"Let's go, baby! Let's do this!" the engine will say as you power hard toward a bend in the road.
"Sweet Lord in heaven! What is wrong with you?!" the suspension will yelp as you go all kinds of wrong in said bend.
In other words, if you limit the Sixty to the sort of activity it was designed for, everything will be fine. Its fantastic engine will sometimes make that difficult.

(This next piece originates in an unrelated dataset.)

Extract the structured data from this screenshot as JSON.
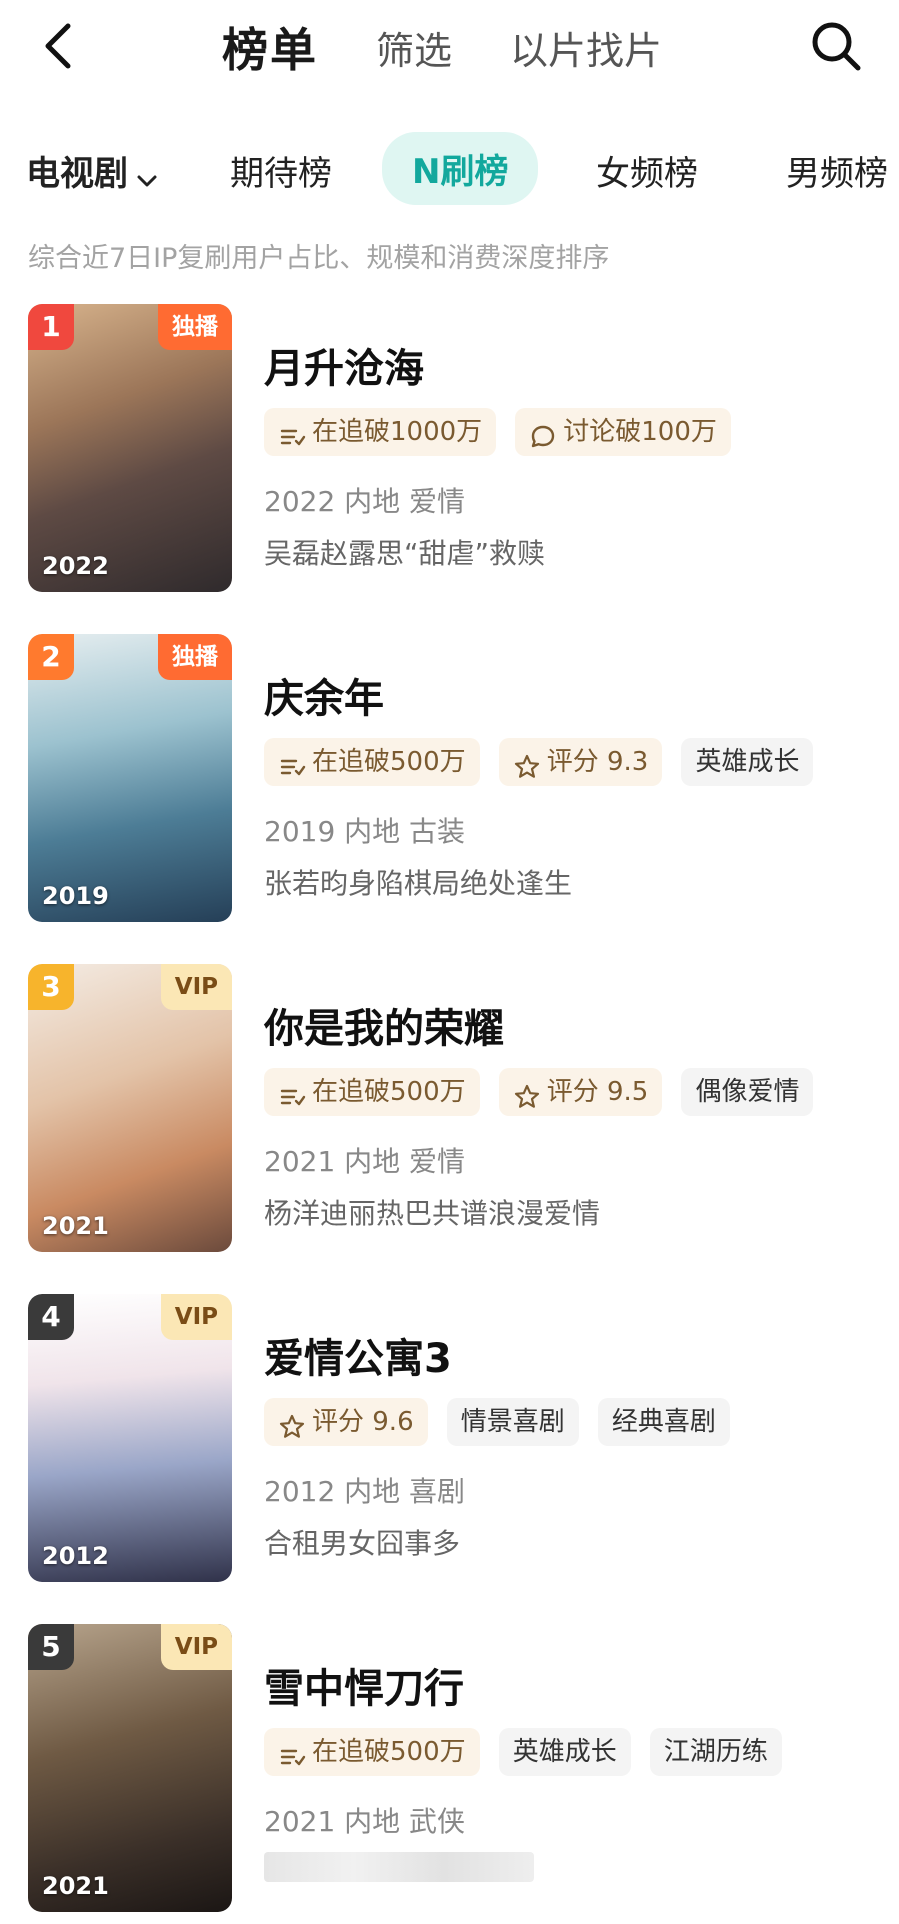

The engine's being liquid cooled means no heat is felt on the legs, even when sitting still in heavy city traffic. However, I wonder if a passenger would be as happy; the Sixty's pipes get pretty hot. The plus side is that the bike still makes that air-cooled "tink-tink-tink" noise when you shut it off after a long ride. I loved this aspect of the Sixty and if Indian did it on purpose I think its engineers are geniuses for accomplishing this level of old-school feel on a modern bike.
The balloon-like Indian-branded Kenda tires are something I'd look forward to replacing if I owned a Sixty (which I've been seriously considering). They've earned a particularly bad reputation amongst British moto-journalists because they lack feel and grip in the wet. Having ridden the Sixty in Britain and Ireland I can confirm the tires' wet-weather inadequacy, but will say they aren't as bad as expected.
The Sixty feels far more flickable than it looks, but also suffers a bicycle-like "floatiness" at speeds in excess of the legal limit. Not so much, however, that I would describe it as unsteady or worrying.
Brakes, meanwhile, are adequate. Especially within the aforementioned boundaries. You won't be doing any stoppies with the single-disc front brake, but I suffered no panics. In Europe, the Sixty is equipped with a rudimentary anti-lock braking system that is about as unobtrusive as ABS can be. Indian does not yet offer the feature on bikes sold in the United States, but I reckon it's only a certain amount of time until they do. And I'll bet the feature will be retrofittable.
The Sixty weighs a hell of a lot when you're muscling it around a driveway –– especially if that driveway has an incline. On the move, though, the weight is no hassle thanks to a low center of gravity. Filtering (aka lane splitting) is easy. I mean, really, really easy. Off the top of my head, I can't think of a motorcycle I've ridden that's more effective at navigating through thick traffic. Though I wouldn't complain if the clutch lever were a little less stiff.